CAP@YourService – Residents Issue – Fall 2009
Posted November 17, 2009
The College of American Pathologists (CAP) Personalized Health Care Committee is developing a series of free one-hour informational Web teleconferences to raise the visibility of personalized health care (PHC) within the College as part of the CAP’s Transformation Program.
Join us on Wednesday, December 2, 1:00–2:00 PM CST, to hear Samuel K. Caughron, MD, FCAP, Residents Forum chair from 2006–2007 and now a third-year CAP Fellow, speak on “Personalized Pathology: PHC in the General Pathology Practice.”
Dr. Caughron will present an overview on how PHC intersects with the everyday practice of pathology, including routine surgical pathology. The Web teleconference will address questions such as:
- How can a group position itself to share in the growth of molecular diagnostics?
- What elements of PHC are of interest to and practical in a rural pathology practice?
- What tests should be considered?
- What is the business model?
- How can a practice get needed expertise in molecular diagnostics?
- How much time should be allocated?
- What are the incentives and the barriers?
Specific tests that will be discussed include KRAS for colon cancer, BRAF for thyroid cancer, CYP2D6 genotyping for tamoxifen resistance, and CYP2C19 for clopidogrel resistance.
Dr. Caughron practiced pathology in a rural Montana practice for two years where he set up a molecular pathology laboratory. He is currently with MAWD Pathology Group in Kansas City, Missouri.
Other scheduled PHC Web teleconferences in the series include:
Much discussion on Capitol Hill is taking place about the new coordinated care model. This dialog raises implications for pathologists. The “Medical Home Model” is one view of the coordinated care model. The Web teleconference will overview this model and the potential role of the pathologist. Where and what are the current pilots and lessons learned? How can a pathologist participate in the pilots? What is CAP’s vision for the pathologist in the coordinated care model?
Speakers: James M. Crawford, MD, PhD, FCAP, and John Scott, vice president, Advocacy
Tuesday, March 9, 9:00-10:00 AM CST
Biorepositories are already beginning to serve as foundations upon which to base molecular test development and validation.
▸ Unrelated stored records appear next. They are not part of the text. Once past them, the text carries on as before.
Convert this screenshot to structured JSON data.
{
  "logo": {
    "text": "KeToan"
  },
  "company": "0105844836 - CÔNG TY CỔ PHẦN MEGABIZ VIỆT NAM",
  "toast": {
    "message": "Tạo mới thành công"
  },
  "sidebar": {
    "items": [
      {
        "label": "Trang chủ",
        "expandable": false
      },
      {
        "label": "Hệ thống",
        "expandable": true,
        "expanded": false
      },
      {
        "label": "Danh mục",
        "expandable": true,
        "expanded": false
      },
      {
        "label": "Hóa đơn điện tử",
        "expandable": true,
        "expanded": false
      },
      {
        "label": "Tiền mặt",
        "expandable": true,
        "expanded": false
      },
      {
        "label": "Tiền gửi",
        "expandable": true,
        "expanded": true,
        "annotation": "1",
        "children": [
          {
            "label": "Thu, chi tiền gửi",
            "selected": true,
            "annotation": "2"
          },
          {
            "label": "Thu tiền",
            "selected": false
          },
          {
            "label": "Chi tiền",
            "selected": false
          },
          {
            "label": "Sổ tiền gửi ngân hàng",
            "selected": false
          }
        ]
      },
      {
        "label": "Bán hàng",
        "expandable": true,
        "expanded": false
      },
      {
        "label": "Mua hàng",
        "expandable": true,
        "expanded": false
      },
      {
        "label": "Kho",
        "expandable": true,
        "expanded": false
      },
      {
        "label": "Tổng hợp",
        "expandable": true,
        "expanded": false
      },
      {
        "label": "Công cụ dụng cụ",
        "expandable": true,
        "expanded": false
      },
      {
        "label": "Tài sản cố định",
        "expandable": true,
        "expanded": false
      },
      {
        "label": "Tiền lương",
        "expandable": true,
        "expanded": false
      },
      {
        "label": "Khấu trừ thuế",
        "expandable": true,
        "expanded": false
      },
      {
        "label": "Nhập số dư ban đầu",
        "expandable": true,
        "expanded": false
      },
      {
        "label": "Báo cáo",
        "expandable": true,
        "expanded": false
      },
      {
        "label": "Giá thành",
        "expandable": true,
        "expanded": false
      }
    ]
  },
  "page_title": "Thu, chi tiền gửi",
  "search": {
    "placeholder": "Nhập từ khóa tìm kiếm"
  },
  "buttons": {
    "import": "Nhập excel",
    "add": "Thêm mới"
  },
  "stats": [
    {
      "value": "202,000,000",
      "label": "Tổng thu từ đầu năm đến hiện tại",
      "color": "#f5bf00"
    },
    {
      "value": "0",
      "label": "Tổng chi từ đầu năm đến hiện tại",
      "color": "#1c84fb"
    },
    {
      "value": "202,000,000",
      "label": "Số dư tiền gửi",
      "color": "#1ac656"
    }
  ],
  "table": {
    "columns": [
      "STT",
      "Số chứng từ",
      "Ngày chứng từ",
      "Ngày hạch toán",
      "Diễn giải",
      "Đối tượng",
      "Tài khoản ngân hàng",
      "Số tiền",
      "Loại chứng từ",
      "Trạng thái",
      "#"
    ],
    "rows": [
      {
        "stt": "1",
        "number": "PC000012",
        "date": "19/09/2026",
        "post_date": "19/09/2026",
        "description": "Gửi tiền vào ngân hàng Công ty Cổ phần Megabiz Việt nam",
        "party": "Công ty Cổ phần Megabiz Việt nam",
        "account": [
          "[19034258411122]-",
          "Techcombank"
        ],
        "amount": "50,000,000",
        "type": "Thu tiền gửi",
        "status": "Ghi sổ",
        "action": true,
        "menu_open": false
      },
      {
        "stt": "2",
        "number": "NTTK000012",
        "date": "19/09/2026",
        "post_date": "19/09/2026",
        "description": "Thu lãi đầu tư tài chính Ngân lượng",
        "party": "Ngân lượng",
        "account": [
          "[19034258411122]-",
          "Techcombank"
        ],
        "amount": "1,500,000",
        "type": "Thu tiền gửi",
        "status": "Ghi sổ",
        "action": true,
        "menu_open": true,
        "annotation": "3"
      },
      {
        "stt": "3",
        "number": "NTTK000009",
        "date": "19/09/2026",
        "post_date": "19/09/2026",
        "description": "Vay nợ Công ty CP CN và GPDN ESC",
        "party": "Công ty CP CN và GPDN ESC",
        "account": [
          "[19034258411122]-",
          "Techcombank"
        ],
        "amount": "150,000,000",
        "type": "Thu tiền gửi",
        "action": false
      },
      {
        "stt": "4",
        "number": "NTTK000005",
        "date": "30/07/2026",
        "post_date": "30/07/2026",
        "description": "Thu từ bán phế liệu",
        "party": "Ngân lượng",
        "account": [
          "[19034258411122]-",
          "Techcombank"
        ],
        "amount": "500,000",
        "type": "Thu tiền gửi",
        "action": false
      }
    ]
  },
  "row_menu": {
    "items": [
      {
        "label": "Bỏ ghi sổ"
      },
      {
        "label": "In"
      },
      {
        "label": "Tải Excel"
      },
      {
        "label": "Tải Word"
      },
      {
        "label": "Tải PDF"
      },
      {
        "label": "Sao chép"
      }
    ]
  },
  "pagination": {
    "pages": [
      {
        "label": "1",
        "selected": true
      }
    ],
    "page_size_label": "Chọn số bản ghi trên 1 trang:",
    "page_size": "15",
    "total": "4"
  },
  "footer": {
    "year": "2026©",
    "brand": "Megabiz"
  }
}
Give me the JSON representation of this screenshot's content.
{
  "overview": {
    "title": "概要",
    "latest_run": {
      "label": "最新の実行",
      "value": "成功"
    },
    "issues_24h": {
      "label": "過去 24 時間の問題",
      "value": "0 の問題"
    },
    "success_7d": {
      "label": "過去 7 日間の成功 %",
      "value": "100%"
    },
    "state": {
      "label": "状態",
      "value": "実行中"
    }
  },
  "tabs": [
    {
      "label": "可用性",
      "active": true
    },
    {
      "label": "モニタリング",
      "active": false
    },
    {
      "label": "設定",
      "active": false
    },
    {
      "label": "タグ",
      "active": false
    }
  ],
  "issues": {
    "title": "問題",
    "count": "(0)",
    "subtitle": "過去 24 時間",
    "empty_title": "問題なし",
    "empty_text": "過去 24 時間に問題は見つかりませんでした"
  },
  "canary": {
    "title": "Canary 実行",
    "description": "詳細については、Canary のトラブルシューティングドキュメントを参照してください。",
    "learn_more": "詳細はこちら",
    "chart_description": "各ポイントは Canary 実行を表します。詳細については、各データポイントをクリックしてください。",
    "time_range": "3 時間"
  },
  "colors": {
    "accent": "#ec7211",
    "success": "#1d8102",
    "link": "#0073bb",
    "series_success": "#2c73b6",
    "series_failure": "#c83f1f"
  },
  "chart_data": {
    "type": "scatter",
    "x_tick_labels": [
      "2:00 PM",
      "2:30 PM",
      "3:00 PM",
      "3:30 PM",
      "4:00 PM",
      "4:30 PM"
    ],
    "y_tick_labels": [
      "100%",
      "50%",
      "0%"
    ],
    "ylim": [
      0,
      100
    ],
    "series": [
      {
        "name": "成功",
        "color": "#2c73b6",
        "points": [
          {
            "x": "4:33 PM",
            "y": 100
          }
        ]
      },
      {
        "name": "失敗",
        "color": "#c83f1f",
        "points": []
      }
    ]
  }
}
In the near future, they will be critical for personalized patient care as diagnostic, prognostic, and therapeutic regimens become customized for the care of the individual patient. What is the role for the practicing pathologist? How steep is the investment to get started? What are the regulations you must adhere to? What are the business models? What types of biorepositories and biospecimens fit your environment? What are the IT aspects in linking the clinical information to the specimen? This is a glimpse into the not-so-distant future in which biorepositories adhering to national standards will become more common, and biospecimen collections will perhaps integrate itself into the standard of care. Sign up to get an introduction into what is involved in running a biorepository, including an overview of financial, logistic, IT, and regulatory challenges.
Speaker: Rajesh C. Dash, MD, FCAP and James A. Robb, MD, FCAP
April 2010: Date/time to be announced on the CAP website
To register for these PHC Web teleconferences, visit the CAP website, select the “Education Programs” on the home page, and then select “Personalized Health Care” in the course catalog. There is no charge for the Web teleconferences. Questions can be directed to email@example.com or 847-832-7000.
Please note that the PHC Web teleconferences will be recorded so that you can listen to sessions at a later time. There is no charge for the programs.
The CAP’s Personalized Health Care Committee focuses on coordination, monitoring, and communication facilitation as it relates to personalized health care and its impact on key activities of the College including government advocacy; patient advocacy; proficiency testing; resources for reporting of pathology results of tests that have personalized health care implications such as risk stratification, therapy selection, etc; and education of pathologists regarding the concept and practice of personalized medicine and clinicals to understand pathology results as they pertain to personalized health care.